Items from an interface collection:
-- -- --
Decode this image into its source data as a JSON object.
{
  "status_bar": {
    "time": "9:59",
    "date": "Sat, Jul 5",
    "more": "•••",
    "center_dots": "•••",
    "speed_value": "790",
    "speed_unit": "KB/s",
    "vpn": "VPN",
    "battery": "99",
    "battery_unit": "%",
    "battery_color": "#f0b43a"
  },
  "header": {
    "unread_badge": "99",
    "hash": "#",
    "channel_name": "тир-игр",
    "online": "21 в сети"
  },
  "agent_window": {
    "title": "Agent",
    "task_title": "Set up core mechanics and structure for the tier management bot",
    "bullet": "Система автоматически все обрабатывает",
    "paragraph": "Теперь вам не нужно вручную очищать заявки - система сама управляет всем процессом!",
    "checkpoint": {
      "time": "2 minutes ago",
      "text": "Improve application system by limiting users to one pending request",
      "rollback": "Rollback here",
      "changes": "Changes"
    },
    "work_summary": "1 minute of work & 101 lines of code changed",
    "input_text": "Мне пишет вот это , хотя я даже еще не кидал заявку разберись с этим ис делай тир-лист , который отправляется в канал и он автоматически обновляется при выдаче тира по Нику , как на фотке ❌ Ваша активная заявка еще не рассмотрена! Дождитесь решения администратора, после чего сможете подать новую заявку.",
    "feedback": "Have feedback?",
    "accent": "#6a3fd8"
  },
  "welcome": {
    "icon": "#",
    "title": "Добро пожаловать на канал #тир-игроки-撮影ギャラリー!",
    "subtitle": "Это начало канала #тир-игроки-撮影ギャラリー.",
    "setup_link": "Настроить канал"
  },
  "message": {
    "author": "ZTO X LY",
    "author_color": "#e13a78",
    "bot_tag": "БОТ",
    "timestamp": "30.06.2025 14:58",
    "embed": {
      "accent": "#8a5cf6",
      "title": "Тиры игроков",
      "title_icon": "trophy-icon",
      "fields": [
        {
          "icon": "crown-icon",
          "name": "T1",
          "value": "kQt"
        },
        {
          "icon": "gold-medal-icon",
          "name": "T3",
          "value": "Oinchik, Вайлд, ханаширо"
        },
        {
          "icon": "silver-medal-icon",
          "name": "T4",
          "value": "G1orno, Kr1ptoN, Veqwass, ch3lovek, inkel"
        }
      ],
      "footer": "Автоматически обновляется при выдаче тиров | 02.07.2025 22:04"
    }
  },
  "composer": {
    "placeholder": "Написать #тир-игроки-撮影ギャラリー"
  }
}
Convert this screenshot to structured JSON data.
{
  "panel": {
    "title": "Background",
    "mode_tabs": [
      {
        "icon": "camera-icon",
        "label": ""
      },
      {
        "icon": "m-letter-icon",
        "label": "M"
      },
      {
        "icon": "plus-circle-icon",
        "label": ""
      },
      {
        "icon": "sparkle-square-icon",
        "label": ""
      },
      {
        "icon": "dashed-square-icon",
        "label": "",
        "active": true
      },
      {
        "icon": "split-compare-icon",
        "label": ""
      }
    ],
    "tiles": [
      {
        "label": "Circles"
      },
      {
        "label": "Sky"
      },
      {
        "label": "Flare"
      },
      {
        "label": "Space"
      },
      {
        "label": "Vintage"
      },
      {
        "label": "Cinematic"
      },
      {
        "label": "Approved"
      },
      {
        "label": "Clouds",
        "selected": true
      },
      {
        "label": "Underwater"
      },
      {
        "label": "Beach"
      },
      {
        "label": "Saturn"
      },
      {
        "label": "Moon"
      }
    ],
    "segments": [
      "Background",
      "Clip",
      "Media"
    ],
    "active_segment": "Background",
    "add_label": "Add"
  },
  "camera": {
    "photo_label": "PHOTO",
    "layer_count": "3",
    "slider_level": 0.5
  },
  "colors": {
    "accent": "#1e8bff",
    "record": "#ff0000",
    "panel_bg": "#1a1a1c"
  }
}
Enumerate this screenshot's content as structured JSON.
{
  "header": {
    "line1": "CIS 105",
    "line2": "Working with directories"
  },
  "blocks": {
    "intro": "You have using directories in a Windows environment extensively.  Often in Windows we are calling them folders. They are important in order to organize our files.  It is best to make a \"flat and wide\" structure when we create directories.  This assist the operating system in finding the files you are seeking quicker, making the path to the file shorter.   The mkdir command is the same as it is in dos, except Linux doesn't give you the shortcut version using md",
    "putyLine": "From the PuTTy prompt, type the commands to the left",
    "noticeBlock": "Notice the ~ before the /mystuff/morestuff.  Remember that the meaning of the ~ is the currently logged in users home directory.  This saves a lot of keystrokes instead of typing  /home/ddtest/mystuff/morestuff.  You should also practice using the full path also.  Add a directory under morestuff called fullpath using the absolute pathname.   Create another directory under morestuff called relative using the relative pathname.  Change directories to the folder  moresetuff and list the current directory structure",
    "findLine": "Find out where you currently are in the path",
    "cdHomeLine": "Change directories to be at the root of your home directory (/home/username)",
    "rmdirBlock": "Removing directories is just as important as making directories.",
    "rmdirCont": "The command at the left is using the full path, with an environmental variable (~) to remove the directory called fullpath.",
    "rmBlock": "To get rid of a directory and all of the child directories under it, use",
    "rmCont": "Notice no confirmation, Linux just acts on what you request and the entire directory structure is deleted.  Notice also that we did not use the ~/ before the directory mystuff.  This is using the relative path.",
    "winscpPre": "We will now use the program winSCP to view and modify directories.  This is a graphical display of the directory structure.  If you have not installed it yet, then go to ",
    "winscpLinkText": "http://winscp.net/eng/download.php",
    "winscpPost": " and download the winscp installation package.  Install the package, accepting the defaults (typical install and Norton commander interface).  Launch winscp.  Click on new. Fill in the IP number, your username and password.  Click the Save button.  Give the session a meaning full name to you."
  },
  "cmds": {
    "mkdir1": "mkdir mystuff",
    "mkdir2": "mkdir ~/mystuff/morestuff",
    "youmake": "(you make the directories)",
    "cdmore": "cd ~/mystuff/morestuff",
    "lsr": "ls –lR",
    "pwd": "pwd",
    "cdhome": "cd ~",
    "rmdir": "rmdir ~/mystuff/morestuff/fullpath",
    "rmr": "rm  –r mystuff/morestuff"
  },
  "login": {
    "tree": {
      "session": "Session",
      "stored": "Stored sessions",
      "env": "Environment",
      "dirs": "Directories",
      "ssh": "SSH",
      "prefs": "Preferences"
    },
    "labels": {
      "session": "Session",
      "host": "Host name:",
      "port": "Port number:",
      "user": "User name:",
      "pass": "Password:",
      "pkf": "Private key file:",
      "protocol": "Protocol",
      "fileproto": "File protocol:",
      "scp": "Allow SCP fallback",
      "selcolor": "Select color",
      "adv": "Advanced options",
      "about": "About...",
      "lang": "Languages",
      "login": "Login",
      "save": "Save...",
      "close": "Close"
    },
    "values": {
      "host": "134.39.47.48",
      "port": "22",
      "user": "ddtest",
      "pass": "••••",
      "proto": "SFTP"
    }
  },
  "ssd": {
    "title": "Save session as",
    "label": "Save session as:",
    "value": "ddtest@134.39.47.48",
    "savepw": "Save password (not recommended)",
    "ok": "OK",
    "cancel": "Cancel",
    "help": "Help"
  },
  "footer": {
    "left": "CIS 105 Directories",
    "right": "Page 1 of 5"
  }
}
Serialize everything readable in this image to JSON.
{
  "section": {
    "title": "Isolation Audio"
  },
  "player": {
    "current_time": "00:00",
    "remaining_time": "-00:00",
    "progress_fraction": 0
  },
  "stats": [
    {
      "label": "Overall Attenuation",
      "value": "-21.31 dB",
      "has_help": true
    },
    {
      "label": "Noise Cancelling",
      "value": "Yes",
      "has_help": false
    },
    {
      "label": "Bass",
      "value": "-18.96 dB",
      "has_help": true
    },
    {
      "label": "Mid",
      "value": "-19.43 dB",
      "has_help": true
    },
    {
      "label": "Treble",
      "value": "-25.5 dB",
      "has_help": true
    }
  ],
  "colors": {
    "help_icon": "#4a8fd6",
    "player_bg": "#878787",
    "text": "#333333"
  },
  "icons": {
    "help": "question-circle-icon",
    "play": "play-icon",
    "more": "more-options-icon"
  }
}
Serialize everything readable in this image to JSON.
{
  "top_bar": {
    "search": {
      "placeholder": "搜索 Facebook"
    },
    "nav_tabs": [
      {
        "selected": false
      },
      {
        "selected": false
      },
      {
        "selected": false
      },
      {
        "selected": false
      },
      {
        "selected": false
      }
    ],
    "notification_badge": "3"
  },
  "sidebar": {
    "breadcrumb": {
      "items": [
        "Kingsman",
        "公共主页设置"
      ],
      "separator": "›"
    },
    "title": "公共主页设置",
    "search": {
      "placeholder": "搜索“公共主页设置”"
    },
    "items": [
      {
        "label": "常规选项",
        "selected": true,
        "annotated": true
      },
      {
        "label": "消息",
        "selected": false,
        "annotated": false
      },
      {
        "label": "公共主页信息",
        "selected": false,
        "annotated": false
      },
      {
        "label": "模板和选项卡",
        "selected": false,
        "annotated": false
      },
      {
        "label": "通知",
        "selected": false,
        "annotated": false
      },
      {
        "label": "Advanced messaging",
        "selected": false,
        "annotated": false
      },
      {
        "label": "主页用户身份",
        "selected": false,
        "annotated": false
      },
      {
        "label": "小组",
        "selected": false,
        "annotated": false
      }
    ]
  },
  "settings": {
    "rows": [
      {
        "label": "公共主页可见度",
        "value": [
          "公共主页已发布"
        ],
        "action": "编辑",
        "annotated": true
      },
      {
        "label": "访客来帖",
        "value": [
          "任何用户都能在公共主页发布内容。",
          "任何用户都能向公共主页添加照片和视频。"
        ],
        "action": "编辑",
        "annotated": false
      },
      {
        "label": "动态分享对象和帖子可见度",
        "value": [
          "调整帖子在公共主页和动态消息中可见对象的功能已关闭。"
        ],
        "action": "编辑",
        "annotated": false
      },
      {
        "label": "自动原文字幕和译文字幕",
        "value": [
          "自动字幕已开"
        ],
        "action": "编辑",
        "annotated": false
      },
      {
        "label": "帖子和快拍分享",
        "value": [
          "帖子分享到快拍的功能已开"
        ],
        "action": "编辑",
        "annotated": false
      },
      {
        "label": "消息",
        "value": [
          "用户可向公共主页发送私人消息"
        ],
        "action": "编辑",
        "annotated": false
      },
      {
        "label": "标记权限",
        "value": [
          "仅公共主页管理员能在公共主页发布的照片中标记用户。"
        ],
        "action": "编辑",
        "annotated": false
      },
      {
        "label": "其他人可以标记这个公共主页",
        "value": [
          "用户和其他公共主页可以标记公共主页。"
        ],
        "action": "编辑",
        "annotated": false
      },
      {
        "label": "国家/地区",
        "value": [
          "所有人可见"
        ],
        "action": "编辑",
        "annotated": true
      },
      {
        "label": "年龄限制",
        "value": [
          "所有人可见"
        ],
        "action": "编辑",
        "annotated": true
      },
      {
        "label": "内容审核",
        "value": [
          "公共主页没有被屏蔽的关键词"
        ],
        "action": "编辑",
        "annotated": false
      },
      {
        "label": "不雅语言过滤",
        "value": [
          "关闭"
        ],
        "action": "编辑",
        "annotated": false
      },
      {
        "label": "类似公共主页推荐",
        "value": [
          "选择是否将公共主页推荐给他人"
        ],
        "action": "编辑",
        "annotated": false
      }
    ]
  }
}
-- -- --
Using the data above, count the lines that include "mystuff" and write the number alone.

7